Instructions to follow: Give back the data below word for word. Any image in it should be left out.

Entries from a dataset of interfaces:
Segment Open
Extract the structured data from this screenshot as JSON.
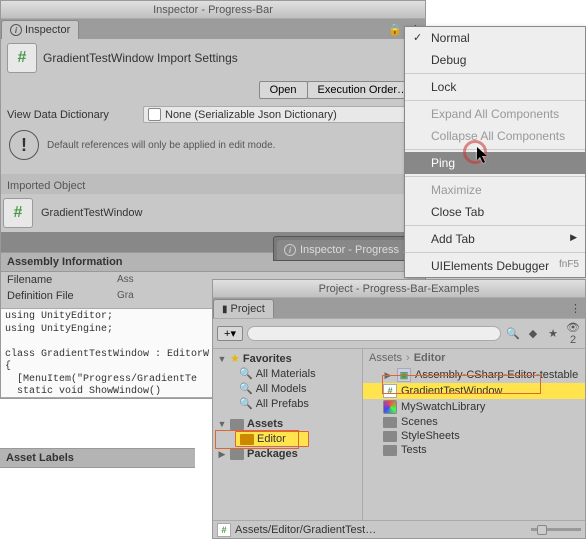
{
  "inspector": {
    "win_title": "Inspector - Progress-Bar",
    "tab_label": "Inspector",
    "title": "GradientTestWindow Import Settings",
    "open_btn": "Open",
    "exec_btn": "Execution Order…",
    "view_dd_label": "View Data Dictionary",
    "view_dd_value": "None (Serializable Json Dictionary)",
    "info": "Default references will only be applied in edit mode.",
    "imported_label": "Imported Object",
    "imported_item": "GradientTestWindow",
    "assembly_hdr": "Assembly Information",
    "filename_label": "Filename",
    "filename_val": "Ass",
    "deffile_label": "Definition File",
    "deffile_val": "Gra",
    "code": "using UnityEditor;\nusing UnityEngine;\n\nclass GradientTestWindow : EditorW\n{\n  [MenuItem(\"Progress/GradientTe\n  static void ShowWindow()",
    "asset_labels": "Asset Labels"
  },
  "ctx": {
    "normal": "Normal",
    "debug": "Debug",
    "lock": "Lock",
    "expand": "Expand All Components",
    "collapse": "Collapse All Components",
    "ping": "Ping",
    "maximize": "Maximize",
    "close": "Close Tab",
    "addtab": "Add Tab",
    "uidebug": "UIElements Debugger",
    "uidebug_kbd": "fnF5"
  },
  "dark_tab": "Inspector - Progress  …",
  "project": {
    "win_title": "Project - Progress-Bar-Examples",
    "tab_label": "Project",
    "plus": "+",
    "favorites": "Favorites",
    "fav": [
      "All Materials",
      "All Models",
      "All Prefabs"
    ],
    "assets": "Assets",
    "editor": "Editor",
    "packages": "Packages",
    "crumb_root": "Assets",
    "crumb_leaf": "Editor",
    "items": [
      {
        "name": "Assembly-CSharp-Editor-testable",
        "type": "asm"
      },
      {
        "name": "GradientTestWindow",
        "type": "script"
      },
      {
        "name": "MySwatchLibrary",
        "type": "swatch"
      },
      {
        "name": "Scenes",
        "type": "folder"
      },
      {
        "name": "StyleSheets",
        "type": "folder"
      },
      {
        "name": "Tests",
        "type": "folder"
      }
    ],
    "footer": "Assets/Editor/GradientTest…"
  }
}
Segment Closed
Response area:
Extract the structured data from this screenshot as JSON.
{
  "inspector": {
    "win_title": "Inspector - Progress-Bar",
    "tab_label": "Inspector",
    "title": "GradientTestWindow Import Settings",
    "open_btn": "Open",
    "exec_btn": "Execution Order…",
    "view_dd_label": "View Data Dictionary",
    "view_dd_value": "None (Serializable Json Dictionary)",
    "info": "Default references will only be applied in edit mode.",
    "imported_label": "Imported Object",
    "imported_item": "GradientTestWindow",
    "assembly_hdr": "Assembly Information",
    "filename_label": "Filename",
    "filename_val": "Ass",
    "deffile_label": "Definition File",
    "deffile_val": "Gra",
    "code": "using UnityEditor;\nusing UnityEngine;\n\nclass GradientTestWindow : EditorW\n{\n  [MenuItem(\"Progress/GradientTe\n  static void ShowWindow()",
    "asset_labels": "Asset Labels"
  },
  "ctx": {
    "normal": "Normal",
    "debug": "Debug",
    "lock": "Lock",
    "expand": "Expand All Components",
    "collapse": "Collapse All Components",
    "ping": "Ping",
    "maximize": "Maximize",
    "close": "Close Tab",
    "addtab": "Add Tab",
    "uidebug": "UIElements Debugger",
    "uidebug_kbd": "fnF5"
  },
  "dark_tab": "Inspector - Progress  …",
  "project": {
    "win_title": "Project - Progress-Bar-Examples",
    "tab_label": "Project",
    "plus": "+",
    "favorites": "Favorites",
    "fav": [
      "All Materials",
      "All Models",
      "All Prefabs"
    ],
    "assets": "Assets",
    "editor": "Editor",
    "packages": "Packages",
    "crumb_root": "Assets",
    "crumb_leaf": "Editor",
    "items": [
      {
        "name": "Assembly-CSharp-Editor-testable",
        "type": "asm"
      },
      {
        "name": "GradientTestWindow",
        "type": "script"
      },
      {
        "name": "MySwatchLibrary",
        "type": "swatch"
      },
      {
        "name": "Scenes",
        "type": "folder"
      },
      {
        "name": "StyleSheets",
        "type": "folder"
      },
      {
        "name": "Tests",
        "type": "folder"
      }
    ],
    "footer": "Assets/Editor/GradientTest…"
  }
}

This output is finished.